- [EXCERPTED DATA]:
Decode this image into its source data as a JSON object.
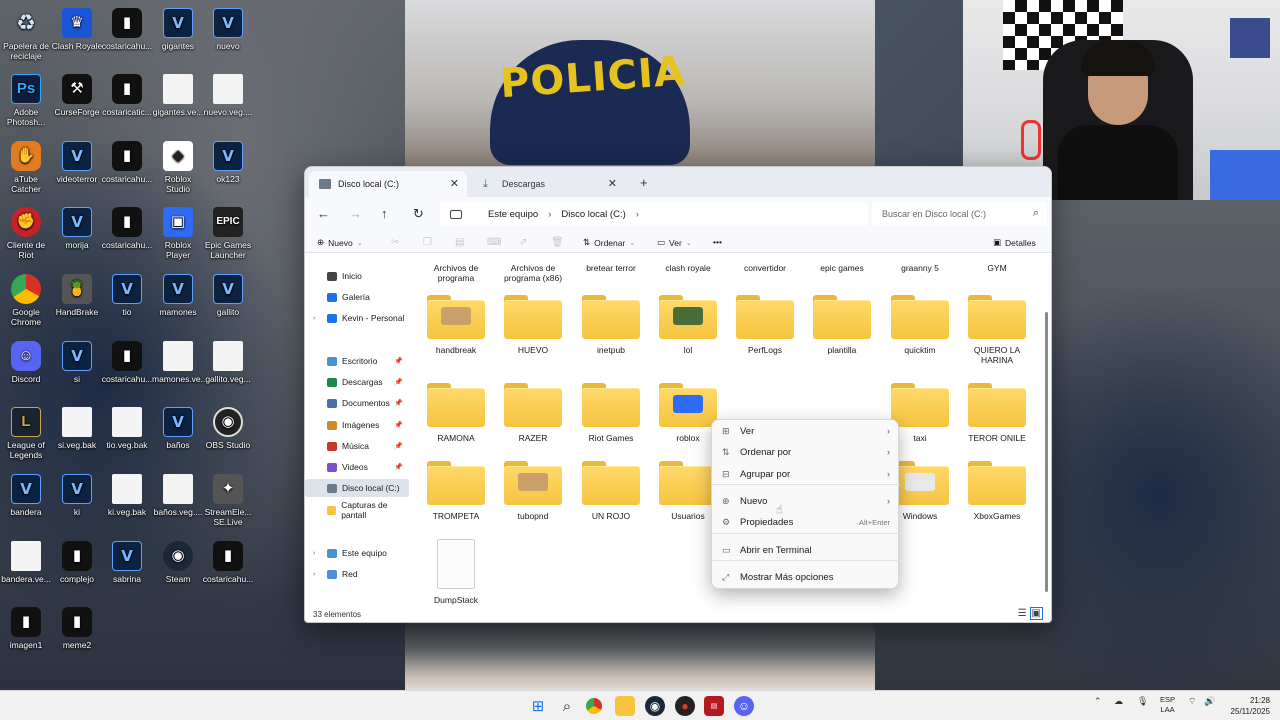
{
  "desktop": {
    "icons": [
      {
        "label": "Papelera de reciclaje",
        "icon": "recycle-bin-icon"
      },
      {
        "label": "Clash Royale",
        "icon": "game-icon"
      },
      {
        "label": "costaricahu...",
        "icon": "video-file-icon"
      },
      {
        "label": "gigantes",
        "icon": "vegas-project-icon"
      },
      {
        "label": "nuevo",
        "icon": "vegas-project-icon"
      },
      {
        "label": "Adobe Photosh...",
        "icon": "photoshop-icon"
      },
      {
        "label": "CurseForge",
        "icon": "curseforge-icon"
      },
      {
        "label": "costaricatic...",
        "icon": "video-file-icon"
      },
      {
        "label": "gigantes.ve...",
        "icon": "file-icon"
      },
      {
        "label": "nuevo.veg....",
        "icon": "file-icon"
      },
      {
        "label": "aTube Catcher",
        "icon": "atube-icon"
      },
      {
        "label": "videoterror",
        "icon": "vegas-project-icon"
      },
      {
        "label": "costaricahu...",
        "icon": "video-file-icon"
      },
      {
        "label": "Roblox Studio",
        "icon": "roblox-studio-icon"
      },
      {
        "label": "ok123",
        "icon": "vegas-project-icon"
      },
      {
        "label": "Cliente de Riot",
        "icon": "riot-icon"
      },
      {
        "label": "morija",
        "icon": "vegas-project-icon"
      },
      {
        "label": "costaricahu...",
        "icon": "video-file-icon"
      },
      {
        "label": "Roblox Player",
        "icon": "roblox-player-icon"
      },
      {
        "label": "Epic Games Launcher",
        "icon": "epic-games-icon"
      },
      {
        "label": "Google Chrome",
        "icon": "chrome-icon"
      },
      {
        "label": "HandBrake",
        "icon": "handbrake-icon"
      },
      {
        "label": "tio",
        "icon": "vegas-project-icon"
      },
      {
        "label": "mamones",
        "icon": "vegas-project-icon"
      },
      {
        "label": "gallito",
        "icon": "vegas-project-icon"
      },
      {
        "label": "Discord",
        "icon": "discord-icon"
      },
      {
        "label": "si",
        "icon": "vegas-project-icon"
      },
      {
        "label": "costaricahu...",
        "icon": "video-file-icon"
      },
      {
        "label": "mamones.ve...",
        "icon": "file-icon"
      },
      {
        "label": "gallito.veg...",
        "icon": "file-icon"
      },
      {
        "label": "League of Legends",
        "icon": "league-icon"
      },
      {
        "label": "si.veg.bak",
        "icon": "file-icon"
      },
      {
        "label": "tio.veg.bak",
        "icon": "file-icon"
      },
      {
        "label": "baños",
        "icon": "vegas-project-icon"
      },
      {
        "label": "OBS Studio",
        "icon": "obs-icon"
      },
      {
        "label": "bandera",
        "icon": "vegas-project-icon"
      },
      {
        "label": "ki",
        "icon": "vegas-project-icon"
      },
      {
        "label": "ki.veg.bak",
        "icon": "file-icon"
      },
      {
        "label": "baños.veg....",
        "icon": "file-icon"
      },
      {
        "label": "StreamEle... SE.Live",
        "icon": "streamelements-icon"
      },
      {
        "label": "bandera.ve...",
        "icon": "file-icon"
      },
      {
        "label": "complejo",
        "icon": "video-file-icon"
      },
      {
        "label": "sabrina",
        "icon": "vegas-project-icon"
      },
      {
        "label": "Steam",
        "icon": "steam-icon"
      },
      {
        "label": "costaricahu...",
        "icon": "video-file-icon"
      },
      {
        "label": "imagen1",
        "icon": "video-file-icon"
      },
      {
        "label": "meme2",
        "icon": "video-file-icon"
      }
    ]
  },
  "scene": {
    "cap_text": "POLICIA"
  },
  "explorer": {
    "tabs": [
      {
        "label": "Disco local (C:)",
        "icon": "drive-icon"
      },
      {
        "label": "Descargas",
        "icon": "download-icon"
      }
    ],
    "breadcrumb": [
      "Este equipo",
      "Disco local (C:)"
    ],
    "search_placeholder": "Buscar en Disco local (C:)",
    "toolbar": {
      "new_label": "Nuevo",
      "sort_label": "Ordenar",
      "view_label": "Ver",
      "details_label": "Detalles"
    },
    "sidebar": [
      {
        "label": "Inicio",
        "icon": "home-icon"
      },
      {
        "label": "Galería",
        "icon": "gallery-icon"
      },
      {
        "label": "Kevin - Personal",
        "icon": "cloud-icon"
      },
      {
        "label": "Escritorio",
        "icon": "desktop-icon"
      },
      {
        "label": "Descargas",
        "icon": "download-icon"
      },
      {
        "label": "Documentos",
        "icon": "documents-icon"
      },
      {
        "label": "Imágenes",
        "icon": "pictures-icon"
      },
      {
        "label": "Música",
        "icon": "music-icon"
      },
      {
        "label": "Videos",
        "icon": "videos-icon"
      },
      {
        "label": "Disco local (C:)",
        "icon": "drive-icon"
      },
      {
        "label": "Capturas de pantall",
        "icon": "folder-icon"
      },
      {
        "label": "Este equipo",
        "icon": "pc-icon"
      },
      {
        "label": "Red",
        "icon": "network-icon"
      }
    ],
    "items": [
      "Archivos de programa",
      "Archivos de programa (x86)",
      "bretear terror",
      "clash royale",
      "convertidor",
      "epic games",
      "graanny 5",
      "GYM",
      "handbreak",
      "HUEVO",
      "inetpub",
      "lol",
      "PerfLogs",
      "plantilla",
      "quicktim",
      "QUIERO LA HARINA",
      "RAMONA",
      "RAZER",
      "Riot Games",
      "roblox",
      "taxi",
      "TEROR ONILE",
      "TROMPETA",
      "tubopnd",
      "UN ROJO",
      "Usuarios",
      "Windows",
      "XboxGames",
      "DumpStack"
    ],
    "status": "33 elementos"
  },
  "context_menu": {
    "items": [
      {
        "label": "Ver",
        "icon": "view-icon",
        "submenu": true
      },
      {
        "label": "Ordenar por",
        "icon": "sort-icon",
        "submenu": true
      },
      {
        "label": "Agrupar por",
        "icon": "group-icon",
        "submenu": true
      },
      {
        "label": "Nuevo",
        "icon": "new-icon",
        "submenu": true
      },
      {
        "label": "Propiedades",
        "icon": "properties-icon",
        "shortcut": "Alt+Enter"
      },
      {
        "label": "Abrir en Terminal",
        "icon": "terminal-icon"
      },
      {
        "label": "Mostrar Más opciones",
        "icon": "more-options-icon"
      }
    ]
  },
  "taskbar": {
    "lang": [
      "ESP",
      "LAA"
    ],
    "time": "21:28",
    "date": "25/11/2025"
  }
}
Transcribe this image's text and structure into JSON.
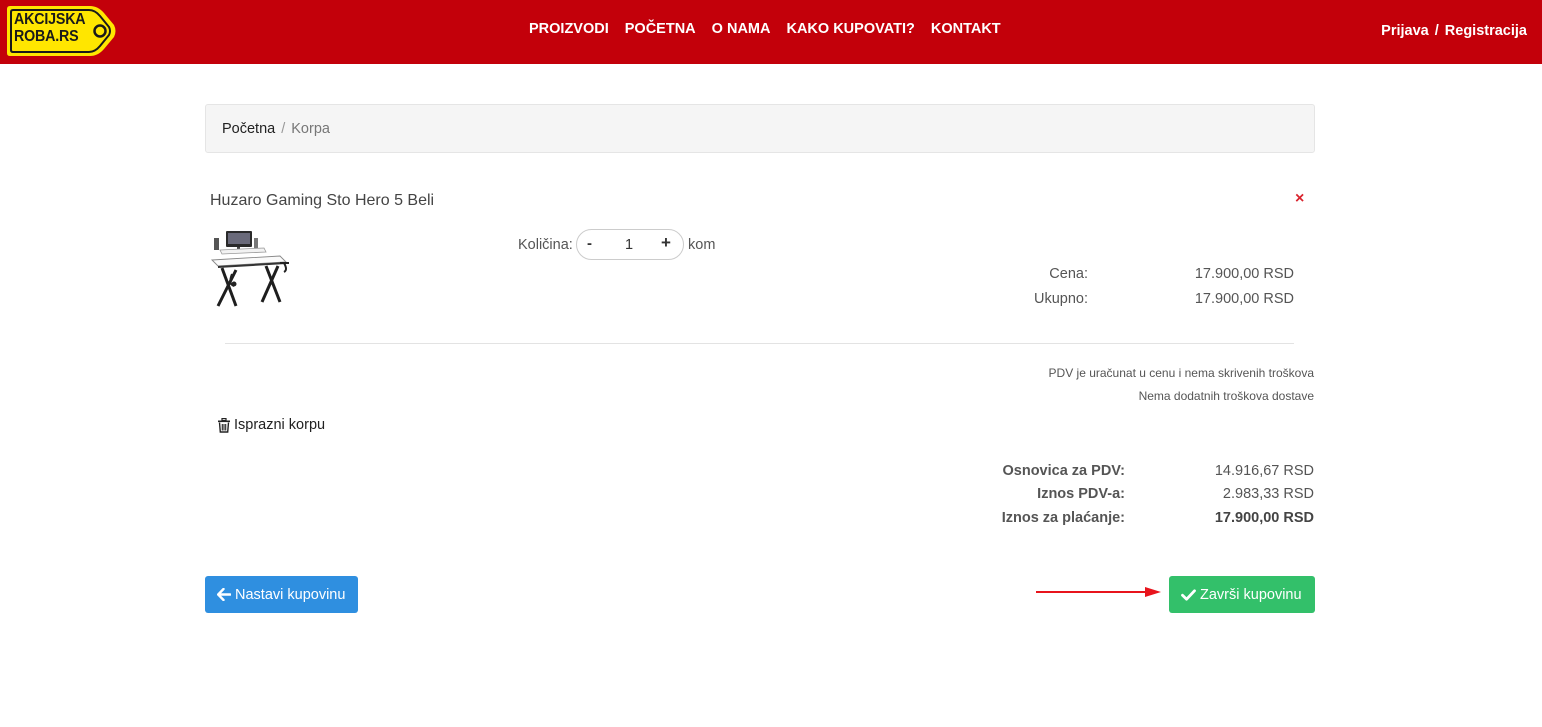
{
  "header": {
    "logo": {
      "line1": "AKCIJSKA",
      "line2": "ROBA.RS"
    },
    "nav": [
      "PROIZVODI",
      "POČETNA",
      "O NAMA",
      "KAKO KUPOVATI?",
      "KONTAKT"
    ],
    "login": "Prijava",
    "separator": "/",
    "register": "Registracija"
  },
  "breadcrumb": {
    "home": "Početna",
    "separator": "/",
    "current": "Korpa"
  },
  "item": {
    "title": "Huzaro Gaming Sto Hero 5 Beli",
    "remove_symbol": "×",
    "quantity_label": "Količina:",
    "minus": "-",
    "quantity": "1",
    "plus": "+",
    "unit": "kom",
    "price_label": "Cena:",
    "price": "17.900,00 RSD",
    "total_label": "Ukupno:",
    "total": "17.900,00 RSD"
  },
  "notes": [
    "PDV je uračunat u cenu i nema skrivenih troškova",
    "Nema dodatnih troškova dostave"
  ],
  "clear_cart": "Isprazni korpu",
  "summary": {
    "base_label": "Osnovica za PDV:",
    "base_value": "14.916,67 RSD",
    "vat_label": "Iznos PDV-a:",
    "vat_value": "2.983,33 RSD",
    "pay_label": "Iznos za plaćanje:",
    "pay_value": "17.900,00 RSD"
  },
  "buttons": {
    "continue": "Nastavi kupovinu",
    "finish": "Završi kupovinu"
  },
  "colors": {
    "header_bg": "#c3000a",
    "logo_yellow": "#ffe600",
    "continue_bg": "#2f8fe0",
    "finish_bg": "#33c06a",
    "remove_red": "#d9232d",
    "annotation_arrow": "#e8141c"
  }
}
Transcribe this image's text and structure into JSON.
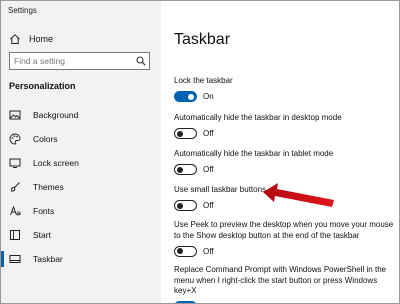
{
  "window": {
    "title": "Settings"
  },
  "sidebar": {
    "home_label": "Home",
    "search_placeholder": "Find a setting",
    "section_title": "Personalization",
    "items": [
      {
        "label": "Background",
        "icon": "picture-icon"
      },
      {
        "label": "Colors",
        "icon": "palette-icon"
      },
      {
        "label": "Lock screen",
        "icon": "lock-screen-icon"
      },
      {
        "label": "Themes",
        "icon": "brush-icon"
      },
      {
        "label": "Fonts",
        "icon": "font-icon"
      },
      {
        "label": "Start",
        "icon": "start-icon"
      },
      {
        "label": "Taskbar",
        "icon": "taskbar-icon",
        "active": true
      }
    ]
  },
  "main": {
    "title": "Taskbar",
    "settings": [
      {
        "label": "Lock the taskbar",
        "state": "On",
        "on": true
      },
      {
        "label": "Automatically hide the taskbar in desktop mode",
        "state": "Off",
        "on": false
      },
      {
        "label": "Automatically hide the taskbar in tablet mode",
        "state": "Off",
        "on": false
      },
      {
        "label": "Use small taskbar buttons",
        "state": "Off",
        "on": false
      },
      {
        "label": "Use Peek to preview the desktop when you move your mouse to the Show desktop button at the end of the taskbar",
        "state": "Off",
        "on": false
      },
      {
        "label": "Replace Command Prompt with Windows PowerShell in the menu when I right-click the start button or press Windows key+X",
        "state": "On",
        "on": true
      }
    ]
  },
  "colors": {
    "accent": "#0063b1",
    "annotation_arrow": "#e3141b",
    "sidebar_bg": "#f2f2f2"
  }
}
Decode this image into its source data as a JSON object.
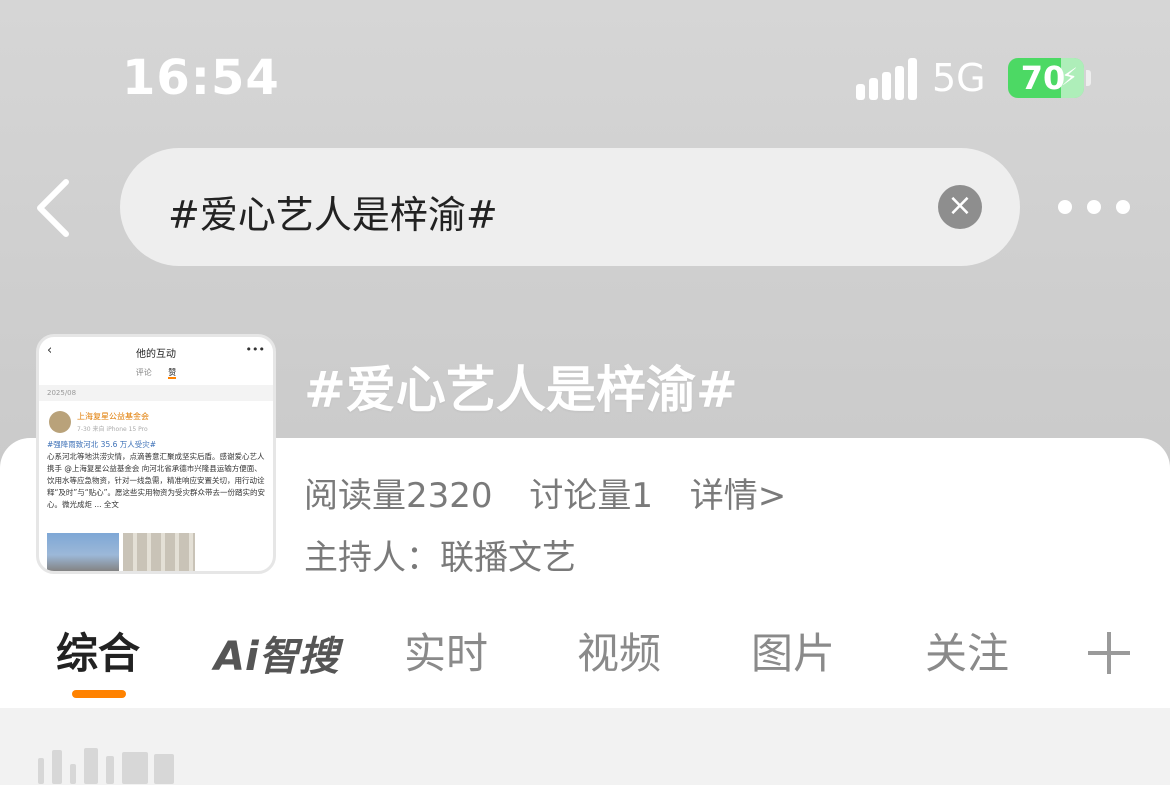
{
  "status_bar": {
    "time": "16:54",
    "network": "5G",
    "battery_level": "70",
    "battery_color": "#4cd964"
  },
  "search": {
    "query": "#爱心艺人是梓渝#",
    "back_icon": "chevron-left-icon",
    "clear_icon": "close-icon",
    "more_icon": "more-horizontal-icon"
  },
  "topic": {
    "title": "#爱心艺人是梓渝#",
    "read_count": "阅读量2320",
    "discussion_count": "讨论量1",
    "details_link": "详情>",
    "host": "主持人：联播文艺"
  },
  "thumbnail": {
    "header_title": "他的互动",
    "tab_comments": "评论",
    "tab_likes": "赞",
    "date": "2025/08",
    "org_name": "上海复星公益基金会",
    "meta": "7-30 来自 iPhone 15 Pro",
    "tag": "#强降雨致河北 35.6 万人受灾#",
    "body": "心系河北等地洪涝灾情，点滴善意汇聚成坚实后盾。感谢爱心艺人携手 @上海复星公益基金会 向河北省承德市兴隆县运输方便面、饮用水等应急物资，针对一线急需，精准响应安置关切，用行动诠释“及时”与“贴心”。愿这些实用物资为受灾群众带去一份踏实的安心。微光成炬 ... 全文"
  },
  "tabs": [
    {
      "label": "综合",
      "active": true
    },
    {
      "label": "Ai智搜",
      "active": false
    },
    {
      "label": "实时",
      "active": false
    },
    {
      "label": "视频",
      "active": false
    },
    {
      "label": "图片",
      "active": false
    },
    {
      "label": "关注",
      "active": false
    }
  ],
  "accent_color": "#ff8200"
}
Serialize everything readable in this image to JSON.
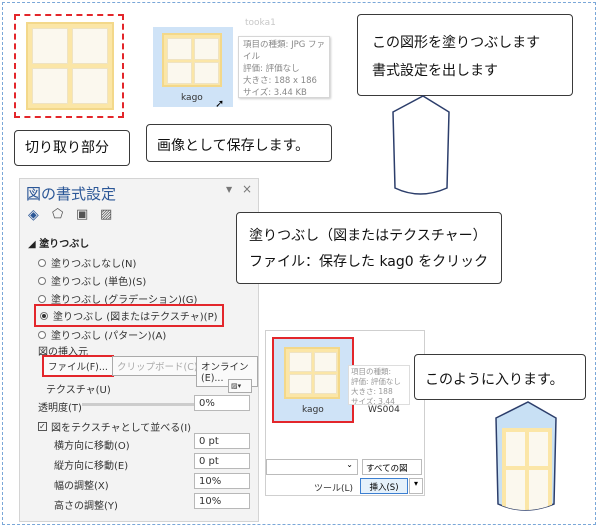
{
  "callouts": {
    "crop": "切り取り部分",
    "save": "画像として保存します。",
    "fill_line1": "この図形を塗りつぶします",
    "fill_line2": "書式設定を出します",
    "texture_line1": "塗りつぶし（図またはテクスチャー）",
    "texture_line2": "ファイル：保存した kag0 をクリック",
    "result": "このように入ります。"
  },
  "thumbnail": {
    "caption": "kago",
    "tooltip": [
      "項目の種類: JPG ファイル",
      "評価: 評価なし",
      "大きさ: 188 x 186",
      "サイズ: 3.44 KB"
    ],
    "ghost_label": "tooka1"
  },
  "panel": {
    "title": "図の書式設定",
    "section": "塗りつぶし",
    "options": [
      "塗りつぶしなし(N)",
      "塗りつぶし (単色)(S)",
      "塗りつぶし (グラデーション)(G)",
      "塗りつぶし (図またはテクスチャ)(P)",
      "塗りつぶし (パターン)(A)"
    ],
    "insert_source": "図の挿入元",
    "file_button": "ファイル(F)...",
    "clipboard_button": "クリップボード(C)",
    "online_button": "オンライン(E)...",
    "texture_label": "テクスチャ(U)",
    "transparency_label": "透明度(T)",
    "transparency_value": "0%",
    "tile_checkbox": "図をテクスチャとして並べる(I)",
    "offset_x_label": "横方向に移動(O)",
    "offset_x_value": "0 pt",
    "offset_y_label": "縦方向に移動(E)",
    "offset_y_value": "0 pt",
    "scale_x_label": "幅の調整(X)",
    "scale_x_value": "10%",
    "scale_y_label": "高さの調整(Y)",
    "scale_y_value": "10%"
  },
  "file_dialog": {
    "selected_caption": "kago",
    "other_caption": "WS004",
    "filter": "すべての図",
    "tools": "ツール(L)",
    "insert": "挿入(S)",
    "tooltip": [
      "項目の種類:",
      "評価: 評価なし",
      "大きさ: 188",
      "サイズ: 3.44"
    ]
  },
  "colors": {
    "accent_red": "#e3262b",
    "pane_gold": "#fbe6a7",
    "panel_blue": "#2b5797",
    "shape_fill": "#c8e0f4"
  }
}
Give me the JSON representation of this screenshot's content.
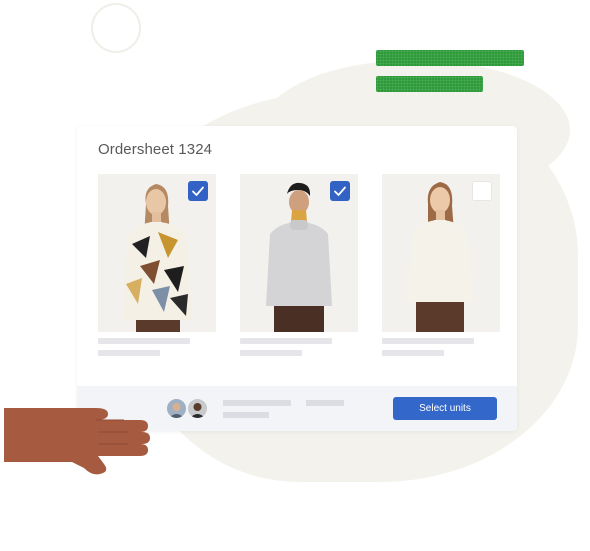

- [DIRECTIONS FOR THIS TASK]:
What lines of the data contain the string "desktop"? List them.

- [RESPONSE FOR THIS EXERCISE]:
  "desktop": {
        "icon": "desktop-icon"
        "label": "Automatically hide the taskbar in desktop mode",
        "label": "Use Peek to preview the desktop when you move your mouse to the Show desktop button at the end of the taskbar",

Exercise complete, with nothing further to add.